By Axel Krueger
October 30, 2012
In 2001 the ODA [ Ontario Disability Act ] was a piece of legislation for the provincial government to make accessible it’s administration and
services to the people with disabilities of Ontario
In 2005, the AODA ][ Accessibility for Ontarians with Disabilities Act ] was an upgraded version of the ODA whereby it included not only the provincial government , but the services provided by the private sector as well!!!
Welcome to the AO Do Da Do Da Day. Read full article.
Author: Suzanne Cohen Share

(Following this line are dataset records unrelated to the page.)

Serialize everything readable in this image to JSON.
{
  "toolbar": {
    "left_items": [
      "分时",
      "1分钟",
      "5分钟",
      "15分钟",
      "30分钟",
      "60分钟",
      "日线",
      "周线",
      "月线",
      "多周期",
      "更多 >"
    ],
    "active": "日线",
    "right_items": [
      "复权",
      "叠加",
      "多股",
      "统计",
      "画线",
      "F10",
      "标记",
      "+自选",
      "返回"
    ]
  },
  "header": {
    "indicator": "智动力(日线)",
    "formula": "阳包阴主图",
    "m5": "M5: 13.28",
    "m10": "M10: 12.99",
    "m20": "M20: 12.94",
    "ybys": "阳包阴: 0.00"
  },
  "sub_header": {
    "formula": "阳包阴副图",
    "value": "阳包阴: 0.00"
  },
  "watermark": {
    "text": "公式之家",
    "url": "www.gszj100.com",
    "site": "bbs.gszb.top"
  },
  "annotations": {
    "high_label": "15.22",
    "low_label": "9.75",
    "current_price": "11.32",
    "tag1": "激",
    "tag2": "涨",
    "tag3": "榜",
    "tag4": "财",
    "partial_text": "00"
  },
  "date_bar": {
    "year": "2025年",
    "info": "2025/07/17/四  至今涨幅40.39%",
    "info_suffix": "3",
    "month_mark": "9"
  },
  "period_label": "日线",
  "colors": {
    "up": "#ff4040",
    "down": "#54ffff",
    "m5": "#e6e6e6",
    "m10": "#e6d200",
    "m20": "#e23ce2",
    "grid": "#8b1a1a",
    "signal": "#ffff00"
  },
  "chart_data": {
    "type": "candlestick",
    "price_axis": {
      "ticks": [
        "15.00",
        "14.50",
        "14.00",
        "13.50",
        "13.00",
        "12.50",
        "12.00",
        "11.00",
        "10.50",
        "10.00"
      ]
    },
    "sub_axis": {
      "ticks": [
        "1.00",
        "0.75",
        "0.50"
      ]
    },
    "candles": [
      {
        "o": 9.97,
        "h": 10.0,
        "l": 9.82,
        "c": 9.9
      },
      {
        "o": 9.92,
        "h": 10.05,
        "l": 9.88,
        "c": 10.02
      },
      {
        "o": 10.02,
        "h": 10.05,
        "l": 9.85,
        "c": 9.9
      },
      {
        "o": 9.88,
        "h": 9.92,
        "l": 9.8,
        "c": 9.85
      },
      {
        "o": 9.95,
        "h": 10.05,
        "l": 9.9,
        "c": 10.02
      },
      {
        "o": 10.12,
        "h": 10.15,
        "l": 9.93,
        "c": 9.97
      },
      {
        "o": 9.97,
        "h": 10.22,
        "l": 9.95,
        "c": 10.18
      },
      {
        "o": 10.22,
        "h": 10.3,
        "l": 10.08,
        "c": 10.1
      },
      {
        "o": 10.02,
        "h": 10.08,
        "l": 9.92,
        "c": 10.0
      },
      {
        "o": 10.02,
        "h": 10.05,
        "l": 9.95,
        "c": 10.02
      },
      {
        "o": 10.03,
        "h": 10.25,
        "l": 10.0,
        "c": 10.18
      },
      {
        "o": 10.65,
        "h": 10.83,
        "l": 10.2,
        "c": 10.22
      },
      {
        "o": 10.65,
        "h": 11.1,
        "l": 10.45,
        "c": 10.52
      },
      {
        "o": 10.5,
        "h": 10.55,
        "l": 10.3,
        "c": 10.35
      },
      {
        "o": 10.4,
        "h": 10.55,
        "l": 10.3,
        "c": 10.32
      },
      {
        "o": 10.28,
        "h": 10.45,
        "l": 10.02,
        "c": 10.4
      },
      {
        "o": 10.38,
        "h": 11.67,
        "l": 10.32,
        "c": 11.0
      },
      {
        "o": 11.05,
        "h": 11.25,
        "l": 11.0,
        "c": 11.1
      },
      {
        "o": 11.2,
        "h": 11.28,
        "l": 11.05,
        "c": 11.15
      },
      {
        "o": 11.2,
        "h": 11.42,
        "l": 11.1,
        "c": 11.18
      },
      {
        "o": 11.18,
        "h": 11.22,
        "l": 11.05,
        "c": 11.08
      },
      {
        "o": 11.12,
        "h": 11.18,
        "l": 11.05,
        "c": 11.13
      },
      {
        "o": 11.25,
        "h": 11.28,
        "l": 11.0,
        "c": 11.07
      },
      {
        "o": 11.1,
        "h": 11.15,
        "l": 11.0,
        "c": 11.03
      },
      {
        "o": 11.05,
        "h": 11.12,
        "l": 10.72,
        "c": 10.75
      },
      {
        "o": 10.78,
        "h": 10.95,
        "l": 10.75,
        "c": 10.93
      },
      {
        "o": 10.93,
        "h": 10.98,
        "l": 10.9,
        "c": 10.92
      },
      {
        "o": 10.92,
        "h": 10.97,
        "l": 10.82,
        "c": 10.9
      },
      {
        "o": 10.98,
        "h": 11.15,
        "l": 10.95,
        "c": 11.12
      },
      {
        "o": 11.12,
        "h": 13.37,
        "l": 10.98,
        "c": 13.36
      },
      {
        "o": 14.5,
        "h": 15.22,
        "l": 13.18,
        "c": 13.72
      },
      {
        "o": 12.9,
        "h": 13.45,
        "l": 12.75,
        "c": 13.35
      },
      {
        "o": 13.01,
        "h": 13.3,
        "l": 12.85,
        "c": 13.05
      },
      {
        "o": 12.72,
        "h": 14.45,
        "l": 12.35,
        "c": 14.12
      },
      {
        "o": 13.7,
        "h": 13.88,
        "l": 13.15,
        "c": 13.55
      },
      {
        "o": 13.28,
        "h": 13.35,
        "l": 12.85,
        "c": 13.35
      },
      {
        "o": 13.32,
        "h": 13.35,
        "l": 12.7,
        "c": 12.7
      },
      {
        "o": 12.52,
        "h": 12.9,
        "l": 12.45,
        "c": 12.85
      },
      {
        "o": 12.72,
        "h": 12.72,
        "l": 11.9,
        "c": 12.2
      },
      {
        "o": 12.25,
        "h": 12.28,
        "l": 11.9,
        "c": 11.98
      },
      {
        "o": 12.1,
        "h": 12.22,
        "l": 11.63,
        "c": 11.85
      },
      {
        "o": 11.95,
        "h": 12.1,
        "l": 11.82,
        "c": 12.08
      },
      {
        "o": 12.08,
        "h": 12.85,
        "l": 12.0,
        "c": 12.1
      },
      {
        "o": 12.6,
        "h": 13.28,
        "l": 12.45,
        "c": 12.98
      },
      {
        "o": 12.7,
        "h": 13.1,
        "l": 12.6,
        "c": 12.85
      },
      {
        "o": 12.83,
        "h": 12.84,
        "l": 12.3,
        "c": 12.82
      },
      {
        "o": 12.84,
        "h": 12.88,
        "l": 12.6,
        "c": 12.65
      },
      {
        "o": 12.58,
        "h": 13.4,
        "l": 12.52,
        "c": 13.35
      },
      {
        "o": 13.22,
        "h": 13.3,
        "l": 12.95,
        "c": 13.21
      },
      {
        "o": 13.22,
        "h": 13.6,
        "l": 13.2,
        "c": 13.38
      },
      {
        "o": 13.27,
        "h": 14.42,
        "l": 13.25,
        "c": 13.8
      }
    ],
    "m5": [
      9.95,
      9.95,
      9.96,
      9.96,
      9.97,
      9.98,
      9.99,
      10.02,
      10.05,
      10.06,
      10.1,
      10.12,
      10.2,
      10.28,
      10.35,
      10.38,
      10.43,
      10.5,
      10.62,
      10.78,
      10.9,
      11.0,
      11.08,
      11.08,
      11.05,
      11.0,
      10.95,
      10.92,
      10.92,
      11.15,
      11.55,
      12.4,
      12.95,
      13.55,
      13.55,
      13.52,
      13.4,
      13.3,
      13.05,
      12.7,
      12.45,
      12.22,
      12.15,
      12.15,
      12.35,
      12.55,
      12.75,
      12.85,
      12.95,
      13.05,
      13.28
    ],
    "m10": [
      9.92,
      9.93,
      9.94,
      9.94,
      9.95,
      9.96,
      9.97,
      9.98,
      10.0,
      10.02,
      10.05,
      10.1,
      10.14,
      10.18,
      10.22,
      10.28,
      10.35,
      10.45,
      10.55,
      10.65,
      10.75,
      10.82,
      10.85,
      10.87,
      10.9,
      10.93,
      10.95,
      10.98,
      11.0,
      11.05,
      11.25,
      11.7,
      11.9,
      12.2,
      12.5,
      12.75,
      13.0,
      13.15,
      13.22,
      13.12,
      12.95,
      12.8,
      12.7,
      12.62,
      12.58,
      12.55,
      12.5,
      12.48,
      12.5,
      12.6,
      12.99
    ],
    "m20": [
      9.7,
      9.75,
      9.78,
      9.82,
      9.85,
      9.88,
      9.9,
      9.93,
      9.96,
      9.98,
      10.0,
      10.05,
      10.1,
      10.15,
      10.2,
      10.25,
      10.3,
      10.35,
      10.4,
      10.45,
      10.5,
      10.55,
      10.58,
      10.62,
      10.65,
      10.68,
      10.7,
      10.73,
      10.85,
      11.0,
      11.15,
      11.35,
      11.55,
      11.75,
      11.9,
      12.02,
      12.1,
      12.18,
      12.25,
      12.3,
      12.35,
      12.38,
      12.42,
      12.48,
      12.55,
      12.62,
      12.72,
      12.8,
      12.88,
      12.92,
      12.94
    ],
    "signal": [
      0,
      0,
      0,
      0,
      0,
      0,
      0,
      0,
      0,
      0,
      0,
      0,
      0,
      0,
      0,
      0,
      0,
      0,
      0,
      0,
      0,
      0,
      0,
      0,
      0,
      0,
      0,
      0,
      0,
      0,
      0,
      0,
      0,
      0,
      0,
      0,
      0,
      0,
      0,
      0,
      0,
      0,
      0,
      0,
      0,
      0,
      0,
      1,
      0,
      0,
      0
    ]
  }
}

If your organization has 20 or more employees, you are obligated to report under the Accessibility Standards for Customer Service, by December 31, 2012. If you have one to nineteen employees you are obligated to comply with the standard, but you need not report or maintain documentation.
Some organizations are just learning about their obligations now. If you are late, there are resources—accessibility experts, e-learning courses, the Accessibility Directorate website and webinars—ready to be of service.
Customer Service Standards Compliance Report Due by December 31, 2012. Read full article.
October 26, 2012
Have you been affected by an Accessibility issue that is not being addressed under the Accessibility for Ontarians with Disabilities Act (AODA).?
The Government should have appointed Inspectors under the Act by now to enforce the Law:
AODA Enforcement: Where is it?. Read full article.
23 October 2012
Author Mohamed Omar
The first day of class has come to an end, and students are packing their bags and getting ready to leave. But the day isn’t over for Mark Dukes.
He rises from his seat and walks between the rows of desks to the podium, because students with letters from the Access Centre have been asked by this professor to hand them in by the end of class.
Standing up for the silent. Read full article.
By Karena Walter, The Standard
Saturday, October 20, 2012
Overturning its previous decision, the Ontario Human Rights Tribunal has ruled that paying an intellectually disabled St. Catharines woman $1.25 an hour was allegedly ongoing discrimination every time she received a paycheque.
In what’s being called a precedent-setting ruling, the three-member panel found this week that the practice of paying Terri-Lynn Garrie less than employees who did not have developmental disabilities was not a single act of alleged discrimination.
Human Rights Victory for St. Catharines Worker. Read full article.